The Shepard Fairey controversy isn’t over but Stephen Heller puts an end to the question of whether Fairey is a plaigarist or an appropriationist on the New York Times’s The Moment blog. Now Mr. Heller will have to answer the same question for Richard Prince:
He has indeed copied a number of established graphic works in art and design history, including Koloman Moser’s emblematic Art Nouveau cover for the 1901 Vienna Secession magazine Ver Sacrum and the image (well known in graphic design circles) of a pained woman holding her ears, which was taken from a poster cautioning against noise pollution by the Swiss designer Josef Muller-Brockmann. Yet these images are playfully twisted, not maliciously pilfered. The critics argue that literal replication of the originals — and this is true of Moser and Muller-Brockmann’s imagery, among others — is ethically wrong, but that charge fails to take into account Fairey’s fundamental ethos. His is a wink and a nod toward visual culture and media monopoly. No designer with Fairey’s experience and historical knowledge could be so stupid as to pinch such visible historical artifacts and call them his own. On the contrary, Fairey sees popular visual culture in terms of what Tom Wolfe has called a “big closet” of shared objects. For him, the ubiquity of the graphic design and advertising art that he relies on for source material makes it a kind of commercial folk art. Although some of what he borrows is not as anonymously vernacular as one might like, Fairey believes that the fact that it is designed for public consumption makes it free for the taking. [ . . . ]
Fairey is essentially arguing that icons can be conflated and repurposed to achieve manipulative results. His own appropriation refers to that which goes on in the mass media every day. At its most articulate, his work is a critique of image ownership.
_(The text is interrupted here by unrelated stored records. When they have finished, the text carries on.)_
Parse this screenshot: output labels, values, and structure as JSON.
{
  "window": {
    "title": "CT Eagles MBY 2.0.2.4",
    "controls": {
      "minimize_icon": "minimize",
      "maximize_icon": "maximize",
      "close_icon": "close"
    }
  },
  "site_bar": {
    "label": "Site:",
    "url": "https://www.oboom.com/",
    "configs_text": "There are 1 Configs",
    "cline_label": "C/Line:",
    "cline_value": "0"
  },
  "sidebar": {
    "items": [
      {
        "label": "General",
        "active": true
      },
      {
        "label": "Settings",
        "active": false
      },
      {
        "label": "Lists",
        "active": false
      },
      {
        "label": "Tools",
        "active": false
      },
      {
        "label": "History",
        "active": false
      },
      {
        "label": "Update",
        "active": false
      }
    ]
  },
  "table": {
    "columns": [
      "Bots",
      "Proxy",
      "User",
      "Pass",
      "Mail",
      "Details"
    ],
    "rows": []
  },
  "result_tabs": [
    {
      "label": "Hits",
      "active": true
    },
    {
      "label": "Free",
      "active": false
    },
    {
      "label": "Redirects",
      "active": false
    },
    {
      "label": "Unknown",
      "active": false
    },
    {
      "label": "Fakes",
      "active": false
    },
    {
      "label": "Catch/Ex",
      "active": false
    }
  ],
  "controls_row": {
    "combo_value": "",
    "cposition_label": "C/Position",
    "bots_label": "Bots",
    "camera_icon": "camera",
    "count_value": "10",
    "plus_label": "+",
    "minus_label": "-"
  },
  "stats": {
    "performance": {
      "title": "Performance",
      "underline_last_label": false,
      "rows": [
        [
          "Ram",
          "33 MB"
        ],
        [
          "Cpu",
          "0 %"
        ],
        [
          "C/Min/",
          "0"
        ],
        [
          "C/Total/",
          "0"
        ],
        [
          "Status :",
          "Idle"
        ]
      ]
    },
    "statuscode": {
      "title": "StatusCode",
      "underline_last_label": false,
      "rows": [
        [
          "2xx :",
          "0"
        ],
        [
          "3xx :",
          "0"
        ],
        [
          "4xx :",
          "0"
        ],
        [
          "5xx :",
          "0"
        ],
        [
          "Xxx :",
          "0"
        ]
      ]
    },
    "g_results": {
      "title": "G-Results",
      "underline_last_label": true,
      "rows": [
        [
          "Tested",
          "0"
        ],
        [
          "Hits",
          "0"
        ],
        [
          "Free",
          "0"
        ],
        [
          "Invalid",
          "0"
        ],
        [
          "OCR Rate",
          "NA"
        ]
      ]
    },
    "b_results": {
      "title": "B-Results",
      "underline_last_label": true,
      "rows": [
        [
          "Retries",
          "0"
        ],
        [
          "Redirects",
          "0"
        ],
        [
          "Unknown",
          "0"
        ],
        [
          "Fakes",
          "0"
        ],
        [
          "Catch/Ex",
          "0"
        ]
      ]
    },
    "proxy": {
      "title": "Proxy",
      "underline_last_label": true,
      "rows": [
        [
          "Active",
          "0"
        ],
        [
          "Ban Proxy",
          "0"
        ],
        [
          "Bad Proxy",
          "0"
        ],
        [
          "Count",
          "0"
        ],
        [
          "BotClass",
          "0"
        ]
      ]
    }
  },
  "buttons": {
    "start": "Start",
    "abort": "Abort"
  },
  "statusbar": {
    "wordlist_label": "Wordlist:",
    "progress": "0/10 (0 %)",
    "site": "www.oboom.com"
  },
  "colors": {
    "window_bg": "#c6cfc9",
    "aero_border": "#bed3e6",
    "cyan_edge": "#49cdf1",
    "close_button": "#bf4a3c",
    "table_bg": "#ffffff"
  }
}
But this does not mean the results are not sometimes simplistic. Indeed, some of his posters are ruefully naïve. Still, after seeing the last 20 years of Fairey’s output at the I.C.A., the last thing I’d call him is a crook. What I would say, however, is that his “Obey” has evolved from a cultural critique into a successful commercial brand with anti-establishment overtones. To protect that brand, even he is now aggressively using legal means to stop other artists from appropriating his work. While there’s nothing crooked about this, it is painfully ironic, if not disappointing, to see “Obey Giant” co-opted by Obey the Brand.
Shepard Fairey is Not a Crook (The Moment/New York Times)